I imagine I will probably rank Lynne M. Thomas and Michael Damian Thomas first since they were my only nominees which made the finalist list in this category.  I’m a regular reader of both Lightspeed and Clarkesworld so John Joseph Adams and Neil Clark will probably be second and third.  I nominated stories edited by Lee Harris and Sheila Williams and enjoyed most of the online Tor.com stories edited by Jonathan Strahan, but I really need to read more before making my final decisions.  What are your thoughts on these finalists?

2018 Hugo Awards: Best Editor

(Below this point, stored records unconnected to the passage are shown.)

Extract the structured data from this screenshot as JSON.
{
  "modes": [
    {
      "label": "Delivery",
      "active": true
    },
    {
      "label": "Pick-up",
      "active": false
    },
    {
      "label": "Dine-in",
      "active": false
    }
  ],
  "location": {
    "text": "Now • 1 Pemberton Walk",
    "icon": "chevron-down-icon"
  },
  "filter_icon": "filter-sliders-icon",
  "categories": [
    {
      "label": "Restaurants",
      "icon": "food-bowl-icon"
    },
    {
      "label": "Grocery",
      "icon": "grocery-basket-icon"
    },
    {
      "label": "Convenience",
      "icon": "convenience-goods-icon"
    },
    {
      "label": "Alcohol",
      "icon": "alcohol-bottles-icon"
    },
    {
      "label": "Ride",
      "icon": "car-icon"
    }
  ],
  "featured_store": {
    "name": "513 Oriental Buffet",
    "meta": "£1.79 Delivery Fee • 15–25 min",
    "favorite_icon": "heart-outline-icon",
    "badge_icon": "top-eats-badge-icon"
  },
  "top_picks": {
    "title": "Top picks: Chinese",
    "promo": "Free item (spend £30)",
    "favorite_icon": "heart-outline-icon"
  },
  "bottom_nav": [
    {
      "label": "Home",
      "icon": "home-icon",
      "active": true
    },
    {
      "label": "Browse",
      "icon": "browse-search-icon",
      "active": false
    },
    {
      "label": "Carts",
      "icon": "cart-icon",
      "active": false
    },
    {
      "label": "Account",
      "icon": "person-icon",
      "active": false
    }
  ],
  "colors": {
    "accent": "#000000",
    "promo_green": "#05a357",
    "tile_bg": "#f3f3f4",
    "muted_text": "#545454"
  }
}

The Hugo Award for Best Professional Editor was first award in 1973 when it replaced the Best Professional Magazine category.  In 2007 it was split into Short Form (editors of short fiction) and Long Form (editors of novels).


Best Editor, Short Form:

The editor of at least four (4) anthologies, collections, or magazine issues (or their equivalent in other media) primarily devoted to science fiction and/or fantasy, at least one of which was published in 2017.

I did some number crunching on the editors from the magazines I read last year to find out which had the highest percentage of stories I liked and the lowest percentage I disliked.


Best Editor, Long Form:

The editor of at least four (4) novel-length works primarily devoted to science fiction and/or fantasy, published in 2017 that do not qualify as works under Best Editor, Short Form.

For this category, I simply figured out the editors of my Best Novel choices and nominated them.

  • Jennifer Hershey
  • Will Hinton
  • Brit Hvide
  • Sean McDonald
  • Devi Pellai


A few years back, Kevin Standlee blogged about an idea for removing the editor categories and semiprozine and proposing three related but easier to vote on categories of publisher, anthology/collection, and professional magazine (including both pro and semi-pro, not fanzine).  However, the timing hasn’t been right to actually bring this to the Business Meeting since then.  Perhaps this will be the year since Kevin is one of the members of the Hugo Award Study Committee which will be offering suggestions.

I think I could get behind those changes.  It’s much simpler to find out who published what books as opposed to who edited them.  [ETA:  I see they very briefly had a Best SF Book Publisher category in 1964 and 1965.]  I don’t read too many anthologies or collections currently, but professional magazine would essentially be the same for me as short form editor.  What are your thoughts?